Turn off the codeine drip, please.
This is one of those albums that defies explanation. Why was it made? Who would want to listen to it regularly? What, in God’s name, is the point? I wish I knew. Having dragged myself through this one enough times to get the “point”, I can safely say that Winter Farewell is a postmodern-folk sound effects-laden noise excursion that is as boring as it is experimental.
Apparently the album has something to do with the Civil War, but one can only ascertain that from the cover art and bits of lyrics here and there. Otherwise, it’s no concept album or song cycle. The band, fronted by Adam Selzer and featuring an array of musicians and female vocalists such as Rachel Blumberg and Amanda Lawrence, sounds like it is constantly zoning out. If you’re into whispered, breathy vocals that don’t attempt to carry a tune singing fragmented bursts of inane poetry, then Norfolk & Western might be the group for you.
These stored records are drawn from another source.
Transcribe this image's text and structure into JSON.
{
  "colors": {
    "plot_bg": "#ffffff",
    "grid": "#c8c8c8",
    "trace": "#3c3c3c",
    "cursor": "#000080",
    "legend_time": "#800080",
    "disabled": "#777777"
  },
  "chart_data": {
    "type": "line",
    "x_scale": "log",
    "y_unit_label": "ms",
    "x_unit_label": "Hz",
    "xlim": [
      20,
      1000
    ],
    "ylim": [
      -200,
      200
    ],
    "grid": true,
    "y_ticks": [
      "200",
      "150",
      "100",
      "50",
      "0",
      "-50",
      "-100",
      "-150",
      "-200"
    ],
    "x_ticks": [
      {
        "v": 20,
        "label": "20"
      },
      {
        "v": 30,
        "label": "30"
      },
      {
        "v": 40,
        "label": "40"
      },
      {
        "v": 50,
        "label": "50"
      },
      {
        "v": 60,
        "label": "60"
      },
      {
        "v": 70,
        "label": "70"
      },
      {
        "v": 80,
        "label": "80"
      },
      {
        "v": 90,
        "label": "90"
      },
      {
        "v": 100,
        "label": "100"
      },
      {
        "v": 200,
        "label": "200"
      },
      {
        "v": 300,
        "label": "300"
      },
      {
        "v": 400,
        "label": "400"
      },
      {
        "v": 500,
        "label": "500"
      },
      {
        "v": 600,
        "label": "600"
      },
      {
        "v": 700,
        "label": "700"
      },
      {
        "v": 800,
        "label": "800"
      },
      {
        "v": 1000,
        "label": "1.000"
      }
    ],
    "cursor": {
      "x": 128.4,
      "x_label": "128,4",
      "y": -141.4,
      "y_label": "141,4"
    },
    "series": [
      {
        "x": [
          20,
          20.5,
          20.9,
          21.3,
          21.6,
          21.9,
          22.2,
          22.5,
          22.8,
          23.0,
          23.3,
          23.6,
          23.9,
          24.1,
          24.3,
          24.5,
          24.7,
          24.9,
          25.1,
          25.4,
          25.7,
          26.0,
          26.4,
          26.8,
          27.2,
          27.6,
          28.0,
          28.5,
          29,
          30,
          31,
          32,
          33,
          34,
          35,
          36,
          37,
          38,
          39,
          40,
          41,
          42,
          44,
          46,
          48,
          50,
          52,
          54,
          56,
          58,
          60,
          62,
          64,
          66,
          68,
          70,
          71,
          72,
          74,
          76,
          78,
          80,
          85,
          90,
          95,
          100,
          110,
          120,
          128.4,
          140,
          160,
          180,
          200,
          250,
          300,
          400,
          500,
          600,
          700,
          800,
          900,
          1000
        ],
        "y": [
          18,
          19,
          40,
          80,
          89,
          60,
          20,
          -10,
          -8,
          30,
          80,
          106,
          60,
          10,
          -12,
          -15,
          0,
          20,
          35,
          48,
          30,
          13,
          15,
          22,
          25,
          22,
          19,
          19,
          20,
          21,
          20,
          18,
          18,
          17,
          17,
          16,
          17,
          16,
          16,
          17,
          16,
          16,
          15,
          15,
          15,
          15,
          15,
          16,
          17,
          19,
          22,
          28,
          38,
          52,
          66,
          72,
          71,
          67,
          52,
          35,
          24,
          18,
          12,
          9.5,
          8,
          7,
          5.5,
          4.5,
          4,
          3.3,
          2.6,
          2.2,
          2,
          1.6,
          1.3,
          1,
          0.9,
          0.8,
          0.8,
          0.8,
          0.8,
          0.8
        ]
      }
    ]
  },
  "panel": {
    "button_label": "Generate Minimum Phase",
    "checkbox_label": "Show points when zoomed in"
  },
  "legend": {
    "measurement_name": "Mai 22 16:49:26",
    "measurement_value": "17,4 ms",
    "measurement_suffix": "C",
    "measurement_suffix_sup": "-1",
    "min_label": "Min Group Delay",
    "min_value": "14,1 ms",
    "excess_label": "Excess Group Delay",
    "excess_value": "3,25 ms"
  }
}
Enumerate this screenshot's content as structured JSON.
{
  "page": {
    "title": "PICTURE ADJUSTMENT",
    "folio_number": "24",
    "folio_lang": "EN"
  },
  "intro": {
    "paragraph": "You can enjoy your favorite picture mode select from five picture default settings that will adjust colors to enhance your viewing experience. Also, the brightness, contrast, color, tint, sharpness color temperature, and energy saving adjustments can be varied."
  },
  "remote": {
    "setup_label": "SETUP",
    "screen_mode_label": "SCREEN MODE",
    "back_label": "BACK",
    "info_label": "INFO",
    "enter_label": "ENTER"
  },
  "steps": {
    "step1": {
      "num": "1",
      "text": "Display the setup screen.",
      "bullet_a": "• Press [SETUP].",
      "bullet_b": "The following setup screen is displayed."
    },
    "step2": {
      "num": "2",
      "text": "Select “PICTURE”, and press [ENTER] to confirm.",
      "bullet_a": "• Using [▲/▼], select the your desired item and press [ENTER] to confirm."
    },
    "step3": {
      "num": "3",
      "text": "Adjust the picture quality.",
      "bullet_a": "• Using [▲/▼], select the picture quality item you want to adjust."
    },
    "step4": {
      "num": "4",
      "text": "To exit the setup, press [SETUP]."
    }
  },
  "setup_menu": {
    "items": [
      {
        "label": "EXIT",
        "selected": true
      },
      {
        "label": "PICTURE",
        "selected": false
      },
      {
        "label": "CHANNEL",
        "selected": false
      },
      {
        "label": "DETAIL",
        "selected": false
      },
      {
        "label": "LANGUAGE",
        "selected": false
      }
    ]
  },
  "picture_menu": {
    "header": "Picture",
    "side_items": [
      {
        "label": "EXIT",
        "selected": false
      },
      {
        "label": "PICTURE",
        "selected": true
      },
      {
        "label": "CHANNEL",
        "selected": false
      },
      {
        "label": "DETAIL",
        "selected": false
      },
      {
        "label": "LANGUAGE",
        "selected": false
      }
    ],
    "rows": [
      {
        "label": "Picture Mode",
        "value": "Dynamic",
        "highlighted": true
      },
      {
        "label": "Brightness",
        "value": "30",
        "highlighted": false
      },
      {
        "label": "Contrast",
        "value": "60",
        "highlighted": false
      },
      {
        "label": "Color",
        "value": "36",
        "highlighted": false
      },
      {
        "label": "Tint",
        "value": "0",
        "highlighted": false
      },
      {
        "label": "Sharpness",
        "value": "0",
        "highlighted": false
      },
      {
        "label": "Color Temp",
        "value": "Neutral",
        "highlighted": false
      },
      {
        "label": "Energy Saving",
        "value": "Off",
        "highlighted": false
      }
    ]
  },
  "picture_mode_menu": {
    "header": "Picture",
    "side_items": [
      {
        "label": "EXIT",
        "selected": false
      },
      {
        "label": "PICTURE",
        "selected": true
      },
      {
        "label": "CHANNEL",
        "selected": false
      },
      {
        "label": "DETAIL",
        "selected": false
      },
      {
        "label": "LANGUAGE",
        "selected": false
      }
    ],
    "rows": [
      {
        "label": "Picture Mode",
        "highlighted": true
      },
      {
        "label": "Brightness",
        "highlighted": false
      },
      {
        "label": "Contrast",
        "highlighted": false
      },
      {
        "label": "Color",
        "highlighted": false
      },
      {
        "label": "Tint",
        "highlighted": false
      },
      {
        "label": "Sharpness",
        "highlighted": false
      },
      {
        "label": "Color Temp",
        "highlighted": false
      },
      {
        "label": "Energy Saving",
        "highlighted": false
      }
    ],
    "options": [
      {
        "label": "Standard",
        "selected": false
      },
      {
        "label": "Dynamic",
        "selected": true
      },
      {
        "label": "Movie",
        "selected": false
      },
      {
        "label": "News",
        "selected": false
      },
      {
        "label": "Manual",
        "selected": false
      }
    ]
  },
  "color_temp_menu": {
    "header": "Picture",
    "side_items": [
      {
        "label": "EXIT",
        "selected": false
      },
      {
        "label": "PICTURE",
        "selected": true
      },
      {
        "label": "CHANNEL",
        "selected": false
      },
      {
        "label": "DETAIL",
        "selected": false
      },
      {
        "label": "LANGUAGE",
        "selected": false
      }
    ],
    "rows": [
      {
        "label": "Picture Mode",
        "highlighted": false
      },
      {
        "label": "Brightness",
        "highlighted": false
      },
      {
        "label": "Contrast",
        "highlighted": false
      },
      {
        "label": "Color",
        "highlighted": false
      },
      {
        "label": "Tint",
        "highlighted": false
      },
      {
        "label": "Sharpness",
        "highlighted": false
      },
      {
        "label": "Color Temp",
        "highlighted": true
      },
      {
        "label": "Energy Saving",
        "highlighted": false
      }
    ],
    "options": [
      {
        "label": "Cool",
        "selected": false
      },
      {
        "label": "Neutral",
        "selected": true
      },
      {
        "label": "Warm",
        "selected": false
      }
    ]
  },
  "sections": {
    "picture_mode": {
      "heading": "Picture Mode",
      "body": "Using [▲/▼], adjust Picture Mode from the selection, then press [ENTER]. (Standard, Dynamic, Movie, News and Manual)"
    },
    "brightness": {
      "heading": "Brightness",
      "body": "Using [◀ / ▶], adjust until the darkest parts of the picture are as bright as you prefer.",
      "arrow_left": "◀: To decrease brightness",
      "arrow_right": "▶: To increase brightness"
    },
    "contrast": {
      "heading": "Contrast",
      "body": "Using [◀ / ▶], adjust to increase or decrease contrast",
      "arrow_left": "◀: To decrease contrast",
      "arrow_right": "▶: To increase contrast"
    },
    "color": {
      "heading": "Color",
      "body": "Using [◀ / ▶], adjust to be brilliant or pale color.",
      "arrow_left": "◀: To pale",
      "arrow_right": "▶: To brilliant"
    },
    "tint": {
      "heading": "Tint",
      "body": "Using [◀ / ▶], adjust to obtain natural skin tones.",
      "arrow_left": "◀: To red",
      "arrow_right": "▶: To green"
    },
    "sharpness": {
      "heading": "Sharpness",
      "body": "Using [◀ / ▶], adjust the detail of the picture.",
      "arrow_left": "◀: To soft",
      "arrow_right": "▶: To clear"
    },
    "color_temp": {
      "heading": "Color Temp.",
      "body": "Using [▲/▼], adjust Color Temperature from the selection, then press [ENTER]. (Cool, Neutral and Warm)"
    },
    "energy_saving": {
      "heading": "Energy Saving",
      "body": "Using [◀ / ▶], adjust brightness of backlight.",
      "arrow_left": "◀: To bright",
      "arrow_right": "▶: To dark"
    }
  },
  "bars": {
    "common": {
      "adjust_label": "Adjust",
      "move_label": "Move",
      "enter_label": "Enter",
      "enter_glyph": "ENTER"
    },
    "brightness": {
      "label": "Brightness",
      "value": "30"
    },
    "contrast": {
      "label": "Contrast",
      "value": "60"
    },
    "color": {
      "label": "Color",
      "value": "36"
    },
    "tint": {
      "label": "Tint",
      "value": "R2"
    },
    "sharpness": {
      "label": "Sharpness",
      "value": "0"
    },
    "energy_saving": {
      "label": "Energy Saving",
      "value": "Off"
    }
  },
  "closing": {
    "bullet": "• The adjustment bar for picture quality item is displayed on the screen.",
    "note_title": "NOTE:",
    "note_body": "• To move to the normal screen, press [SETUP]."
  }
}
The group also enjoys employing sound effects in their songs. What these usually amount to are rumblings or scratchings in the background to add a sort of gloomy, grey day atmosphere to the songs—but honestly, their intended melancholy only drives the songs further into the mud. Add to that an absolutely bizarre production job that sounds mostly “live,” and which features banjos being plucked far away from the microphones, some vocals wafting back and forth and other vocals completely unintelligible, and you have yourself a small migraine. All of this was done on purpose, I’m sure, but why? It doesn’t bring any edginess to the proceedings, nor does it make the songs interesting or any more listenable. It’s second grade experimentalism at best.
For the most part, this is an acoustic affair. And the band is very good at playing their instruments. There is some very lovely music to be heard every now and then, with “Sound West” being especially pretty thanks to the vibraphone touches thrown in by Selzer. In fact, a lot of this album would possibly be terrific if it weren’t for the group’s need to dumb it down and make it sound weird.
The strangest part occurs near the middle of the disc, in the form of “Slide (reprise)” and “Slide”. Yes, the reprise comes before the actual track, so now you have an idea of the supposed strangeness we’re dealing with here. That reprise features some blistering, heavily distorted electric guitar and some other esoteric noodlings that ramble on for about a minute before settling back into the acoustic tapestries of the main tune. I’m sure that this was meant to be a bit jarring, considering the fact that most of this album sounds rustic, but actually it just sounds silly and fails miserably. Laugh at it all you like, because that’s the response it elicited from me.
On top of that, there are just too many tunes here that didn’t need to be included, making this album more of a mood piece than an actual set of songs. Four of the 16 songs here (“Slide (reprise)”, “The Silent Misinterpreters”, “What The Days Are Called”, “Thoughts of a Fictional Bride”) are sub-two-minute sketches ( a couple clocking in at around 50 seconds) that are nothing but mere filler. That leaves 12 other songs that vary in quality from slightly interesting to just plain lazy. Richard Buckner is the featured vocalist on “The Evergreen”, and it’s probably one of the best things here with its pedal steel guitars and train-like rhythm. When things are left up to Selzer, though, they tend to fray very fast. “The Things We Do On Sundays” couples the druggy pace with blasts of electric guitar chords, more sound effects, and general weirdness. Sometimes this stuff sounds like it’s going in a Nurse With Wound direction, but mostly it’s just plain dull.
To recommend this album at all would be a disservice to most anyone out there, so I won’t. The experimentalism is forced and loopy, causing what could have been an interesting set of songs to just sound screwed up with no real sense of purpose. It’s almost what could be considered a lo-fi nightmare, although the sound quality is rather good, despite the sandbagged production job. This is the kind of thing that might be recorded by some kids having a good time with some instruments and a tape recorder, but never anything that should be considered for serious release. Somehow, Winter Farewell was released. The best thing to do would be to leave it on the shelf.
// Sound Affects
"The man whose songs were recorded by Johnny Cash, Alan Jackson, Ricky Skaggs, David Allan Coe, The Highwaymen, and countless others succumbs to time’s cruel cue that the only token of permanence we have to offer are the effects of shared moments and memories.READ the article